When it comes to real estate investments, understanding the financial side of things is a crucial step for up-and-coming real estate agents. There are many financial factors that you need to consider before making an investment, but there is one important metric in particular allows you to gauge the stability and potential income of a property. This is known as the Weighted Average Lease Term (WALT). In this blog, we will explain the intricacies of this metric and how to calculate the Weighted Average Lease Term.
What is WALT?
The Weighted Average Lease Term is the metric that represents the average time remaining on all the leases of a property.

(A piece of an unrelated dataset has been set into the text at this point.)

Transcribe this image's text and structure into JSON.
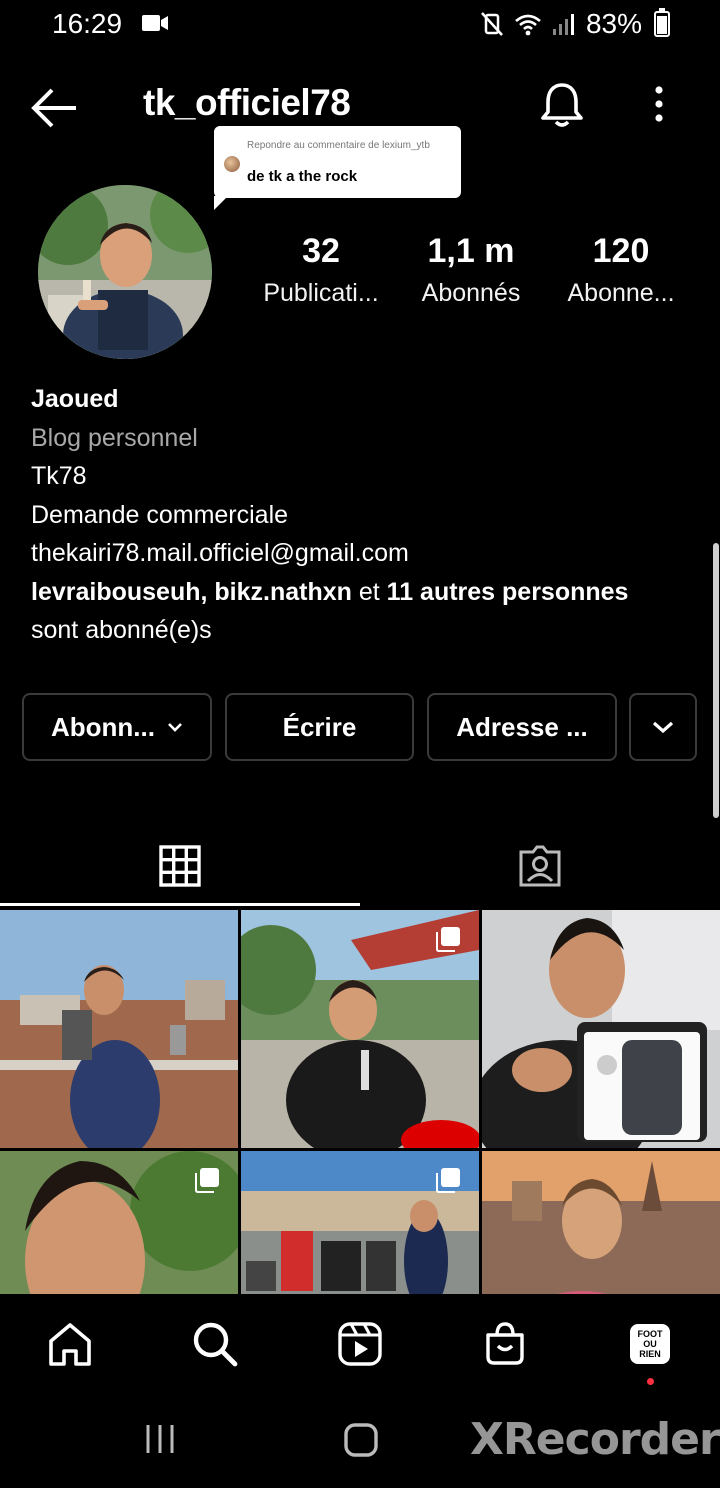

But it does not simply factor in the average, it also takes into account how much money each lease brings in. As such, leases that have a higher rent value will have a bigger impact on the Weighted Average Lease Term. This metric will help you understand how stable the income from a property is and approximate how long the income will last.

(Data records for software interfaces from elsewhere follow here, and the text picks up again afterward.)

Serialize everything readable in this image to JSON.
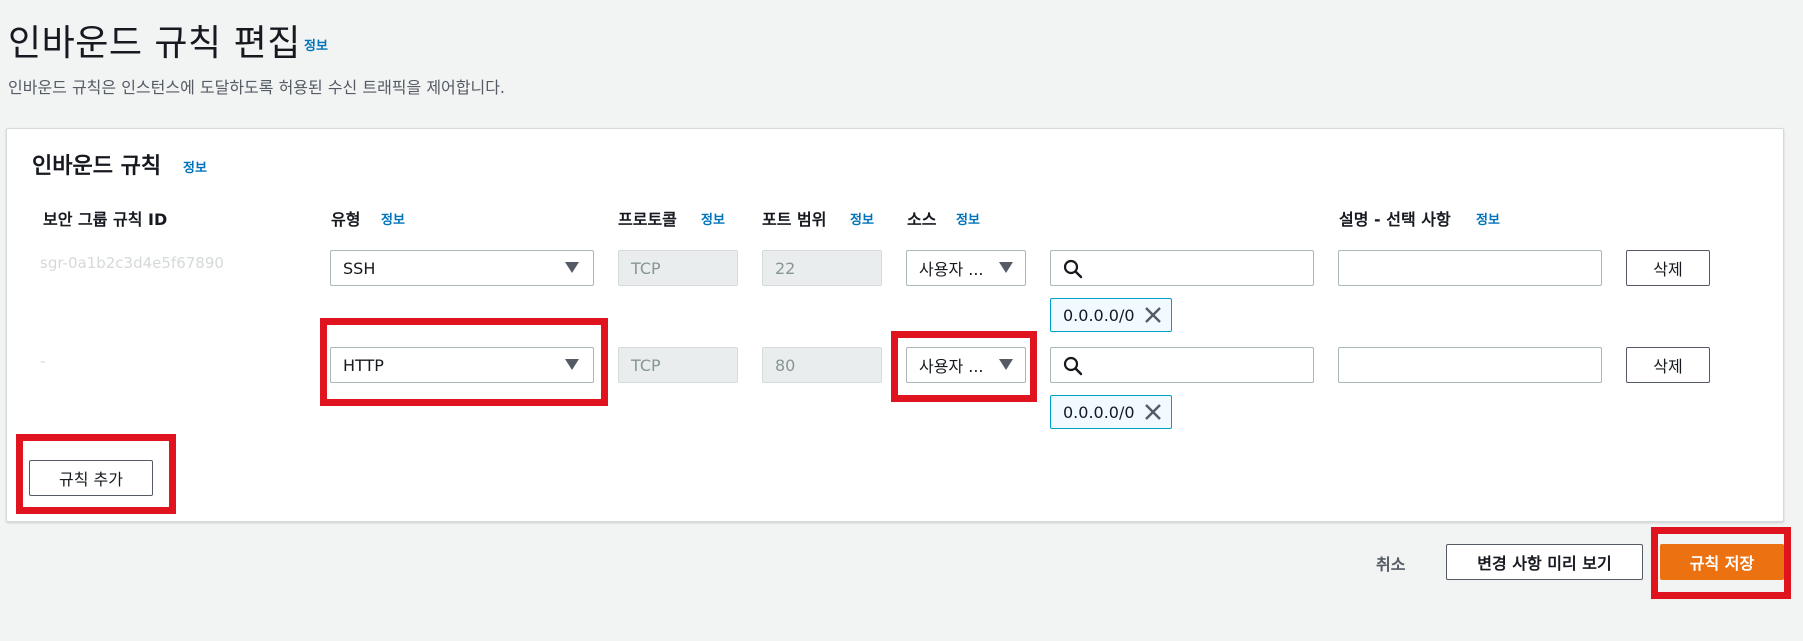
{
  "header": {
    "title": "인바운드 규칙 편집",
    "info": "정보",
    "description": "인바운드 규칙은 인스턴스에 도달하도록 허용된 수신 트래픽을 제어합니다."
  },
  "panel": {
    "title": "인바운드 규칙",
    "info": "정보"
  },
  "columns": {
    "rule_id": "보안 그룹 규칙 ID",
    "type": "유형",
    "type_info": "정보",
    "protocol": "프로토콜",
    "protocol_info": "정보",
    "port_range": "포트 범위",
    "port_info": "정보",
    "source": "소스",
    "source_info": "정보",
    "description": "설명 - 선택 사항",
    "description_info": "정보"
  },
  "rules": [
    {
      "rule_id": "sgr-0a1b2c3d4e5f67890",
      "type": "SSH",
      "protocol": "TCP",
      "port": "22",
      "source": "사용자 ...",
      "cidr": "0.0.0.0/0",
      "delete_label": "삭제"
    },
    {
      "rule_id": "-",
      "type": "HTTP",
      "protocol": "TCP",
      "port": "80",
      "source": "사용자 ...",
      "cidr": "0.0.0.0/0",
      "delete_label": "삭제"
    }
  ],
  "actions": {
    "add_rule": "규칙 추가",
    "cancel": "취소",
    "preview": "변경 사항 미리 보기",
    "save": "규칙 저장"
  },
  "colors": {
    "primary": "#ec7211",
    "link": "#0073bb",
    "highlight": "#e0141e",
    "token_border": "#00a1c9"
  }
}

Why is WALT Important?
Real estate is a highly dynamic business with many factors to consider. You need to have a clear understanding of the financial health and stability of a property through various metrics to stay ahead of the game. WALT can help you navigate through the complex landscape that property leases can be.
How does WALT help?

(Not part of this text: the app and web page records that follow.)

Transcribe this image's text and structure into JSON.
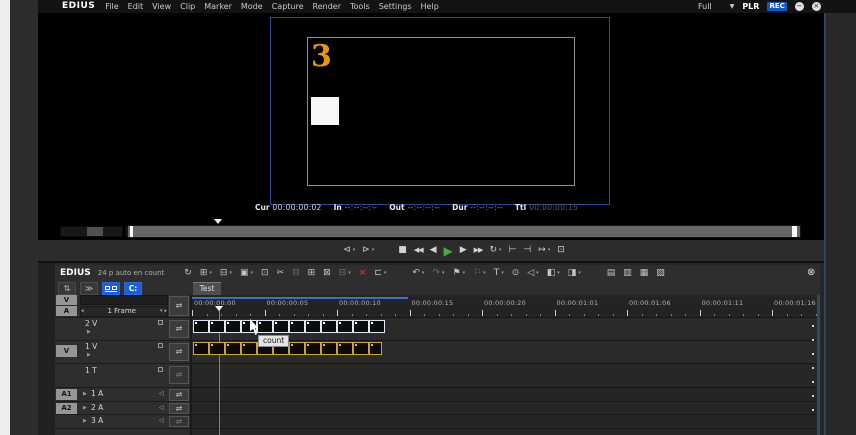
{
  "menu_bar": {
    "logo": "EDIUS",
    "items": [
      "File",
      "Edit",
      "View",
      "Clip",
      "Marker",
      "Mode",
      "Capture",
      "Render",
      "Tools",
      "Settings",
      "Help"
    ],
    "view_mode": "Full",
    "plr": "PLR",
    "rec": "REC"
  },
  "icons": {
    "minimize": "−",
    "close": "×",
    "dropdown": "▾",
    "dropdown_big": "▼",
    "timeline_close": "⊗",
    "left_spin": "◂",
    "right_spin": "▸",
    "expander": "▶",
    "speaker": "◁",
    "patch": "⇌"
  },
  "player": {
    "countdown_number": "3",
    "timecodes": [
      {
        "label": "Cur",
        "value": "00:00:00:02",
        "style": "cur"
      },
      {
        "label": "In",
        "value": "--:--:--:--",
        "style": ""
      },
      {
        "label": "Out",
        "value": "--:--:--:--",
        "style": ""
      },
      {
        "label": "Dur",
        "value": "--:--:--:--",
        "style": ""
      },
      {
        "label": "Ttl",
        "value": "00:00:00:15",
        "style": "dim"
      }
    ]
  },
  "transport": {
    "buttons": [
      {
        "name": "prev-edit-point-icon",
        "glyph": "⊲",
        "caret": true
      },
      {
        "name": "next-edit-point-icon",
        "glyph": "⊳",
        "caret": true
      },
      {
        "spacer": true
      },
      {
        "name": "stop-icon",
        "glyph": "■"
      },
      {
        "name": "rewind-icon",
        "glyph": "◀◀",
        "narrow": true
      },
      {
        "name": "prev-frame-icon",
        "glyph": "◀"
      },
      {
        "name": "play-icon",
        "glyph": "▶",
        "green": true
      },
      {
        "name": "next-frame-icon",
        "glyph": "▶"
      },
      {
        "name": "fast-forward-icon",
        "glyph": "▶▶",
        "narrow": true
      },
      {
        "name": "loop-playback-icon",
        "glyph": "↻",
        "caret": true
      },
      {
        "name": "goto-in-icon",
        "glyph": "⊢"
      },
      {
        "name": "goto-out-icon",
        "glyph": "⊣"
      },
      {
        "name": "goto-next-edit-icon",
        "glyph": "↦",
        "caret": true
      },
      {
        "name": "export-icon",
        "glyph": "⊡"
      }
    ]
  },
  "timeline": {
    "logo": "EDIUS",
    "project_name": "24 p auto en count",
    "sequence_tab": "Test",
    "duration_preset": "1 Frame",
    "tooltip": "count",
    "toolbar_icons": [
      {
        "name": "refresh-project-icon",
        "glyph": "↻"
      },
      {
        "name": "new-sequence-icon",
        "glyph": "⊞",
        "caret": true
      },
      {
        "name": "open-project-icon",
        "glyph": "⊟",
        "caret": true
      },
      {
        "name": "save-project-icon",
        "glyph": "▣",
        "caret": true
      },
      {
        "name": "add-cut-point-icon",
        "glyph": "⊡"
      },
      {
        "name": "cut-icon",
        "glyph": "✂"
      },
      {
        "name": "ripple-cut-icon",
        "glyph": "⊟",
        "dim": true
      },
      {
        "name": "copy-icon",
        "glyph": "⊞"
      },
      {
        "name": "paste-icon",
        "glyph": "⊠"
      },
      {
        "name": "replace-icon",
        "glyph": "⊟",
        "dim": true,
        "caret": true
      },
      {
        "name": "delete-icon",
        "glyph": "×",
        "red": true
      },
      {
        "name": "set-in-out-icon",
        "glyph": "⊏",
        "caret": true
      },
      {
        "spacer": true
      },
      {
        "name": "undo-icon",
        "glyph": "↶",
        "caret": true
      },
      {
        "name": "redo-icon",
        "glyph": "↷",
        "dim": true,
        "caret": true
      },
      {
        "name": "add-marker-icon",
        "glyph": "⚑",
        "caret": true
      },
      {
        "name": "mute-icon",
        "glyph": "⚐",
        "dim": true,
        "caret": true
      },
      {
        "name": "title-icon",
        "glyph": "T",
        "caret": true
      },
      {
        "name": "speech-icon",
        "glyph": "⊙"
      },
      {
        "name": "narration-icon",
        "glyph": "◁",
        "caret": true
      },
      {
        "name": "transition-icon",
        "glyph": "◧",
        "caret": true
      },
      {
        "name": "audio-fade-icon",
        "glyph": "◨",
        "caret": true
      },
      {
        "spacer": true
      },
      {
        "name": "panel-layout-icon-1",
        "glyph": "▤"
      },
      {
        "name": "panel-layout-icon-2",
        "glyph": "▥"
      },
      {
        "name": "panel-layout-icon-3",
        "glyph": "▦"
      },
      {
        "name": "panel-layout-icon-4",
        "glyph": "▧"
      }
    ],
    "mode_buttons": [
      {
        "name": "sync-mode-icon",
        "glyph": "⇅"
      },
      {
        "name": "ripple-mode-icon",
        "glyph": "≫"
      },
      {
        "name": "insert-overwrite-mode-icon",
        "special": "ow",
        "active": true
      },
      {
        "name": "sync-lock-mode-icon",
        "glyph": "C:",
        "active": true
      }
    ],
    "patches": {
      "video_source": "V",
      "audio_source": "A",
      "v_track": "V",
      "a1": "A1",
      "a2": "A2"
    },
    "tracks": {
      "v2": "2 V",
      "v1": "1 V",
      "t1": "1 T",
      "a1": "1 A",
      "a2": "2 A",
      "a3": "3 A"
    },
    "ruler": {
      "labels": [
        "00:00:00:00",
        "00:00:00:05",
        "00:00:00:10",
        "00:00:00:15",
        "00:00:00:20",
        "00:00:01:01",
        "00:00:01:06",
        "00:00:01:11",
        "00:00:01:16"
      ],
      "label_spacing_px": 72.5,
      "minor_ticks_per_major": 5
    },
    "clips": {
      "video": {
        "track": "2 V",
        "segments": 12,
        "selected": true
      },
      "title": {
        "track": "1 V",
        "segments": 12,
        "selected": false
      }
    }
  },
  "colors": {
    "accent_blue": "#1d5ed2",
    "rec_blue": "#1558c0",
    "play_green": "#3fae3f",
    "countdown_orange": "#e8940f",
    "clip_selected_border": "#dfe7f5",
    "clip_yellow_border": "#c9a33b",
    "playhead_teal": "#4fb5ad",
    "preview_border_blue": "#2d4d9b"
  }
}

- Income Stability – Through WALT, you can calculate how long the current income from the property will continue to come in. A high WALT indicates long-term income stability, which is what you should be looking for.
- Risk Assessment – You can assess the risk associated with any type of property. For example, if a property has a low WALT, it indicates that the leases associated with that property are expiring soon. Lease expiry can lead to income fluctuations in the near future as well as a need for lease renegotiations.
- Lease Management – You can use WALT to be proactive in your real estate strategies. You will be able to plan for lease renewals early, allowing you to negotiate terms with tenants and minimize vacancies. This way you can maximize your property’s income potential.
- Investment Decisions – WALT can also be used to compare different properties to determine which offers more income security and potential. This is a metric that can influence investment decisions as it provides a roadmap to the property’s current future.
How is the Weighted Average Lease Term Calculated?
There are a number of steps you need to follow to calculate WALT, so let’s break it down.
Step 1 – Collect Relevant Lease Information
Your first step is to collect data on all the leases associated with the property you’re looking at. The information you’ll need is the following:
- Lease Term (in months or years) representing the remaining duration of the lease until it expires
- The annual rent amount for that lease
Step 2 – Calculating the Weighted Lease Term for Each Lease
Depending on the number of leases, you need to calculate the weighted lease term for each of them. You can do this by multiplying the remaining lease term by the annual rent for that lease. Here’s the formula you need to use:
Weighted Lease Term (months) = Remaining Lease Term (months) x Annual Rent
Step 3 – Getting the Sum of the Weighted Lease Terms
Once step 2 is completed, you need to add up all the weighted lease term values. This will give you the total weighted lease term for all the leases in the property.
Step 4 – Calculating the Total Annual Rent
To do this, all you need is to add up the annual rent value for all the leases. This will give you the total annual rent income generated by that property.
Step 5 – Calculating the Weighted Average Lease Term
Now that you have calculated the total weighted lease term and the total annual rent, you can calculate WALT using the following formula:
WALT (months) = Total Weighted Lease Term / Total Annual Rent
An Example of Calculating WALT
To make this easier for you, let’s make use of an example. Imagine you have a property with three leases:
Step 1 – Collect the Lease Information
Lease A: Remaining term = 20 months, Annual rent = $30,000
Lease B: Remaining term = 32 months, Annual rent = $35,000
Lease C: Remaining term = 38 months, Annual rent = $39,000
Step 2 – Calculate the Weighted Lease Term for Each Lease
Lease A: Weighted Lease Term = 20 months x $30,000 = 600,000
Lease B: Weighted Lease Term = 32 months x $35,000 = 1,120,000
Lease C: Weighted Lease Term = 38 months x $39,000 = 1,482,000
Step 3 – Sum up the Weighted Lease Terms
Total Weighted Lease Term = $600,000 + $1,120,000 + $1,482,000 = $3,202,000
Step 4 – Calculate the Total Annual Rent
Total Annual Rent = $30,000 + $35,000 + $39,000 = $104,000
Step 5 – Calculate WALT
WALT = $3,202,000 / $104,000 = 30.78 months
In this example, we can see that the Weighted Average Lease Term for the property is 30.8 months.
Let’s say you’re thinking about purchasing this commercial property. The WALT of 30.8 months indicates that, on average, the leases on the property will generate income for approximately 30.8 more months before they expire. That’s about 2 ½ years worth of income generation still available at the property.
Whether a property has a high WALT value or not is dependent on the type of property as well as the local market conditions. But, on average, over 5 years (WALT value of 60 or higher) is considered to be high. Therefore, your investment will take some judgment on your part. Though, as you can see, WALT can be an important metric that every real estate agent needs to be aware of.